The merger is “a prudent step to structure ourselves for future market conditions including in preparation for the upcoming IMO 2020 changes amongst others to ensure better integration across the bunkering space,” said one of the sources with direct knowledge of the matter.
The source declined to be identified due to their company policy.
From 2020, the International Maritime Organization (IMO) rules will ban ships from using marine fuels, also known as bunkers, with a sulphur content above 0.5 percent, compared with 3.5 percent now, unless they are equipped with so-called scrubbers to clean up sulphur emissions.
Joshua Grizzle heads the new global team, while Seetal Patel has taken a new senior role within the oil and oil products trading division, the source said.
Trafigura’s trading desk merger mirrors a similar move by oil-giant BP, which combined its fuel oil and middle distillates desks about four months ago.
“Whatever we do in BP is to anticipate market changes, and to ensure we can run our business in the most efficient way, we can supply our customers, meet demand in the market,” Janet Kong, chief executive of Integrated Supply and Trading (IST) Eastern Hemisphere at BP in response to questions about BP’s trading desk merger.
The trade sources said similar trading desk mergers at other trading houses and major oil companies could be expected in the run up to the 2020 marine fuel sulphur cap.

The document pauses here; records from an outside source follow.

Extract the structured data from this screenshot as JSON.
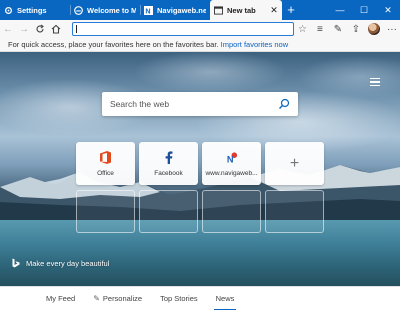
{
  "tabs": [
    {
      "title": "Settings",
      "icon": "gear-icon",
      "active": false
    },
    {
      "title": "Welcome to M",
      "icon": "edge-icon",
      "active": false
    },
    {
      "title": "Navigaweb.ne",
      "icon": "navigaweb-icon",
      "active": false
    },
    {
      "title": "New tab",
      "icon": "newtab-icon",
      "active": true
    }
  ],
  "new_tab_label": "+",
  "address_bar": {
    "value": ""
  },
  "favorites_bar": {
    "message": "For quick access, place your favorites here on the favorites bar. ",
    "link": "Import favorites now"
  },
  "search": {
    "placeholder": "Search the web"
  },
  "top_sites": [
    {
      "label": "Office",
      "icon": "office-icon"
    },
    {
      "label": "Facebook",
      "icon": "facebook-icon"
    },
    {
      "label": "www.navigaweb...",
      "icon": "navigaweb-icon"
    },
    {
      "label": "",
      "icon": "plus-icon"
    }
  ],
  "bing_caption": "Make every day beautiful",
  "bottom_nav": [
    {
      "label": "My Feed",
      "icon": ""
    },
    {
      "label": "Personalize",
      "icon": "pencil-icon"
    },
    {
      "label": "Top Stories",
      "icon": ""
    },
    {
      "label": "News",
      "icon": ""
    }
  ],
  "colors": {
    "accent": "#0a67c1",
    "titlebar": "#0a67c1"
  }
}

The upcoming changes to marine fuel specifications have rocked the global shipping, bunkering, oil refining and storage industries since the 2020 deadline was set almost two years ago.
The global shipping industry burned a total of 3.3 million barrels per day (bpd) of high-sulphur fuel oil (HSFO) in 2017, according to Goldman Sachs.
By 2020, scrubber installations will reduce demand for HSFO to 1 million bpd by 2020 and 1.4 million bpd by 2025, according to the bank.
The remaining gap in global shipping fuel demand from 2020 is expected to be filled by costlier low-sulphur fuels such as marine gasoil or ultra-low-sulphur fuel oil.